Talbot: Fracking in national parks threatens conservation efforts

Although national parks are—by definition—federally protected lands, they are not always protected from one inherently harmful activity: hydraulic fracturing, or “fracking.”

President Barack Obama’s administration has technically banned fracking on lands owned by the federal government and Native American tribes, but the ban doesn’t always hold up. The land around these lands is fair game, threatening the ecosystems within them.

Fracking is the method used to extract up to 90 percent of domestic oil and natural gas in the United States. It involves injecting hundreds of chemical compounds into the ground to push up the fossil fuels that are locked away in the Earth. Fracking has been linked to manmade earthquakes, contaminated water, assorted health problems and a high risk of death on the job.

North Dakota—home to a large supply of American oil—also happens to be the location of Theodore Roosevelt National Park, perhaps the most unfortunate and well-known example of fracking near federal lands gone wrong. Drills and signs warning visitors of poisonous hydrogen sulfide gas surround the park. Left unchecked, the industry can and will destroy it from the outside in, and numerous other parks from Pennsylvania to Colorado are similarly threatened.

Fracking may be illegal here in New York State for now, but there are no guarantees for the future. Gov. Andrew Cuomo officially instituted the ban in December 2014, but it’s non-permanent and could easily be lifted by a future administration amid growing resistance and threats of secession from border counties.

Though there are certainly plenty of humanity-related reasons for limiting fracking—such as carbon emissions, human rights and human health—there is also the matter of what happens to the land we frack on, regardless of whether or not there is a human population living there to breathe the water and drink the air.

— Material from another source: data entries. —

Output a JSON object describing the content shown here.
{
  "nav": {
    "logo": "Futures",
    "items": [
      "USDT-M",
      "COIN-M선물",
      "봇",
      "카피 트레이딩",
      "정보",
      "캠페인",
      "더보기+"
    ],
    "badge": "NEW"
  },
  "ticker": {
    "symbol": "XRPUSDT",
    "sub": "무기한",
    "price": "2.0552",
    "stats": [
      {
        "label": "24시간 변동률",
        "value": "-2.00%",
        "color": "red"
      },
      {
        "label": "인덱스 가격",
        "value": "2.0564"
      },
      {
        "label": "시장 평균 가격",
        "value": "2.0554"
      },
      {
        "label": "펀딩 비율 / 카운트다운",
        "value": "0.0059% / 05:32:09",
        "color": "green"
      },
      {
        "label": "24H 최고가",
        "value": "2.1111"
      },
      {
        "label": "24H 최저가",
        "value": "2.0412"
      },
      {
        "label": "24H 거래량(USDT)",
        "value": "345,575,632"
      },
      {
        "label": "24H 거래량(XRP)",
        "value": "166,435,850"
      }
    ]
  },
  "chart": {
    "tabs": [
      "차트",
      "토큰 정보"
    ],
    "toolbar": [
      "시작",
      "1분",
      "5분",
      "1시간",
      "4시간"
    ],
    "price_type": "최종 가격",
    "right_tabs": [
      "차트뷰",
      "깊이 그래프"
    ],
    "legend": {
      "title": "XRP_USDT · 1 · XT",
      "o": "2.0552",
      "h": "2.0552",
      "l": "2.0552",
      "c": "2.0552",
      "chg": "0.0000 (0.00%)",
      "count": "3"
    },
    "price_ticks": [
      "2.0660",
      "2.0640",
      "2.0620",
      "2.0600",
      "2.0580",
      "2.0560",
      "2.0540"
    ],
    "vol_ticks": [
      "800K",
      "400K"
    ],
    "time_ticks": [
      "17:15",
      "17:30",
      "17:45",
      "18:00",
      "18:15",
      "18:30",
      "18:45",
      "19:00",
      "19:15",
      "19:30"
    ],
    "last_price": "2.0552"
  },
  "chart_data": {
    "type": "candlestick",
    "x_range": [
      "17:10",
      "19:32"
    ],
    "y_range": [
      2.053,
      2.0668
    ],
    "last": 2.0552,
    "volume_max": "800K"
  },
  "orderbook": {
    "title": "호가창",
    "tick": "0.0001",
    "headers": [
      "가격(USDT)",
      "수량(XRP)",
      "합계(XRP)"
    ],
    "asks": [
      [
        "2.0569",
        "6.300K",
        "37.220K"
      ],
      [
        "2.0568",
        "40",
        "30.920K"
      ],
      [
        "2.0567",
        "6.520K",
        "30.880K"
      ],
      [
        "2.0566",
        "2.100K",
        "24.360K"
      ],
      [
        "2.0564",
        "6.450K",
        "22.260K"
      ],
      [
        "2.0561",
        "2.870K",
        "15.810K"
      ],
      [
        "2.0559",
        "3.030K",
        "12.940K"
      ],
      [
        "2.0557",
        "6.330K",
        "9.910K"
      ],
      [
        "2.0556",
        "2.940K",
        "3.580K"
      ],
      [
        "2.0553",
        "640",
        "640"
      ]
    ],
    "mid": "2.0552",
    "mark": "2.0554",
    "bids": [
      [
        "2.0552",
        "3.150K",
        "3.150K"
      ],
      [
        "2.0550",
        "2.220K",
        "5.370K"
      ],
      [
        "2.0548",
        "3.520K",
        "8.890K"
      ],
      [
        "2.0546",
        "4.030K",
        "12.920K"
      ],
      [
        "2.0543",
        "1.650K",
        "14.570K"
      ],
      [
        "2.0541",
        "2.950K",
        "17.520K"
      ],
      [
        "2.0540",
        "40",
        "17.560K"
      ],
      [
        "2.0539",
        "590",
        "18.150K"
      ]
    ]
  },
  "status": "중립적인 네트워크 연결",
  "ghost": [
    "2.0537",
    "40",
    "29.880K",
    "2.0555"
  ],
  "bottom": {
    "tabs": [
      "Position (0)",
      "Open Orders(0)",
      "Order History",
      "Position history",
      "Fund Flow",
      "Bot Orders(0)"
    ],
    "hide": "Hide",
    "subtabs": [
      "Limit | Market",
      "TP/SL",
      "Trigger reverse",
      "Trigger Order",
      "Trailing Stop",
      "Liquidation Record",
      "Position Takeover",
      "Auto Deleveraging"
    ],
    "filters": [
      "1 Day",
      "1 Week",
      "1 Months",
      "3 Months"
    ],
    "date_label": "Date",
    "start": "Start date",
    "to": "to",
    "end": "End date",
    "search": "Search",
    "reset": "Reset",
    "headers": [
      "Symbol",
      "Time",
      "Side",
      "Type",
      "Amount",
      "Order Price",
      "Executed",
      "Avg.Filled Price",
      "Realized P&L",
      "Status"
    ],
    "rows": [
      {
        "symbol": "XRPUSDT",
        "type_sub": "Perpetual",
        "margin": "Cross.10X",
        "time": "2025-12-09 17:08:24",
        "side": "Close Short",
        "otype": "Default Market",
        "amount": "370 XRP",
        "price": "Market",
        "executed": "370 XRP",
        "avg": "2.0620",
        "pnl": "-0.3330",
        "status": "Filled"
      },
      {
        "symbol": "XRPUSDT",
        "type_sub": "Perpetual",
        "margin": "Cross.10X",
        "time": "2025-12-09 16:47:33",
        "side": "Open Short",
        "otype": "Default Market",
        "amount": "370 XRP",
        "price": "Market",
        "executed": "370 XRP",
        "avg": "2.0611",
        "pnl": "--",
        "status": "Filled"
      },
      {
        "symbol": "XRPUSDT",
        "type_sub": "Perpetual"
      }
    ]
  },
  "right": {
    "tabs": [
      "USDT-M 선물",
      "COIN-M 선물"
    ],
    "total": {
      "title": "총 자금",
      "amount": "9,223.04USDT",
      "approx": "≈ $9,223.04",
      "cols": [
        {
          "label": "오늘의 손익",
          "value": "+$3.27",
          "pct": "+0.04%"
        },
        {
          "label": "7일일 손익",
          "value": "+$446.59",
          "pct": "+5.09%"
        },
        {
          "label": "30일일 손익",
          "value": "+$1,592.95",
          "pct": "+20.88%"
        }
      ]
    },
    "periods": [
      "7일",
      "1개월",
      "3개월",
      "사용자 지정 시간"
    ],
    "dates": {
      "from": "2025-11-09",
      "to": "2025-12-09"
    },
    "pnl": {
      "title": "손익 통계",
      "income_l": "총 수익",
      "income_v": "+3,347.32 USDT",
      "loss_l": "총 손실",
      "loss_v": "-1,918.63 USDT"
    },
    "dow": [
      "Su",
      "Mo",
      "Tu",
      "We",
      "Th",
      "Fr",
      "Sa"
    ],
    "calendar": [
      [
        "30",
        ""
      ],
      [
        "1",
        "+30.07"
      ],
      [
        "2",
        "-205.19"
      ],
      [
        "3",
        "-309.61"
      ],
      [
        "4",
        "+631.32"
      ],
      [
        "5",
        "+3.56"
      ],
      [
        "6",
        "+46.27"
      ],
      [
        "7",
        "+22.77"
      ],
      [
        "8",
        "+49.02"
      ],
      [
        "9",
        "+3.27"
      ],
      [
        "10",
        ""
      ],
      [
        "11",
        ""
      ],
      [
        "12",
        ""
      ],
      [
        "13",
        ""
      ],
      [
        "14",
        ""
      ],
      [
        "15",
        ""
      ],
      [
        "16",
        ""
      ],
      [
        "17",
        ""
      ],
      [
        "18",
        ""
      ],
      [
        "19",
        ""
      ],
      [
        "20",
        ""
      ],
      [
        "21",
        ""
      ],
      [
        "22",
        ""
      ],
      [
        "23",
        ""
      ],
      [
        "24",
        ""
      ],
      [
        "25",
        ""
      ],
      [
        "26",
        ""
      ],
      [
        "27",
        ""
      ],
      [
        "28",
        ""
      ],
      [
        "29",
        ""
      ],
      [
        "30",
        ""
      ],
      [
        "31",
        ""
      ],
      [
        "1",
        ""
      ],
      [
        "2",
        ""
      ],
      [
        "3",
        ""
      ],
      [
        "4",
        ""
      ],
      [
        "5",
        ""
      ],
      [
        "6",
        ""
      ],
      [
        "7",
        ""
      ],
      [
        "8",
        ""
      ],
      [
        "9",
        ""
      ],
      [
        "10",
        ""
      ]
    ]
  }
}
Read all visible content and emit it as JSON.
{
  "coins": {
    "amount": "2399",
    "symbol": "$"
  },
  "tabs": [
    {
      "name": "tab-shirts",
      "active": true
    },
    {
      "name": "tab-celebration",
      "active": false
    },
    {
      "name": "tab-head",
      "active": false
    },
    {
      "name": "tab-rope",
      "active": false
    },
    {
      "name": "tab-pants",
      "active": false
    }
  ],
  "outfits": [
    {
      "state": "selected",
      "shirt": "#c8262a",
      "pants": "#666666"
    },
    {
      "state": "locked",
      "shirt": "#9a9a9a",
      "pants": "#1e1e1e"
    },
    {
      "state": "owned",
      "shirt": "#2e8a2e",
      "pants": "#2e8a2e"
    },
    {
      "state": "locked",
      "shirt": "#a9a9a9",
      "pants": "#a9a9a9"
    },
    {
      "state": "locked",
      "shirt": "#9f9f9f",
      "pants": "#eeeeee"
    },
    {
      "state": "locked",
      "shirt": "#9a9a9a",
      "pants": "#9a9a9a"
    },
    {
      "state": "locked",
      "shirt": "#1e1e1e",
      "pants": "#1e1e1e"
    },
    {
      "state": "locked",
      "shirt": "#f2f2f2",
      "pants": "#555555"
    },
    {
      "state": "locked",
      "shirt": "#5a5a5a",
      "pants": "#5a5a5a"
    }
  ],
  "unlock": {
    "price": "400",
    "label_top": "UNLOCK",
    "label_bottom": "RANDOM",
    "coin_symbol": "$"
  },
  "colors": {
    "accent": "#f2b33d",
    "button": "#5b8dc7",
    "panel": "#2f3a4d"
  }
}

If the ban were ever lifted in New York, places like Letchworth State Park could be fair game—and all of its multispecies residents would have no voice to speak out against the assault on their habitats. Meanwhile, across the country, ecosystems surrounding and within supposedly protected lands are already under attack.

For climate deniers and anti-environmentalists, even money is not always on the side of the frackers. The domestic oil and gas market has recently taken a nosedive, with several new fracking companies filing for bankruptcy. So, on top of being destructive and dangerous, fracking is often not even profitable.

There are certainly economic benefits to protecting parks, too. These national parks bring in money and tourists tend to be more inclined to visit a peaceful, picturesque field than an oil field.

Taken together, these moral and economic objections should be more than enough to start a green energy revolution—or, at the very least, to pass some stricter regulations regarding who can frack where. Our elected officials may waver on the subject, but public opinion counts for a lot.

If we as citizens collectively allow conservation to fall by the wayside, we will have no one to blame but ourselves when there is no wilderness left.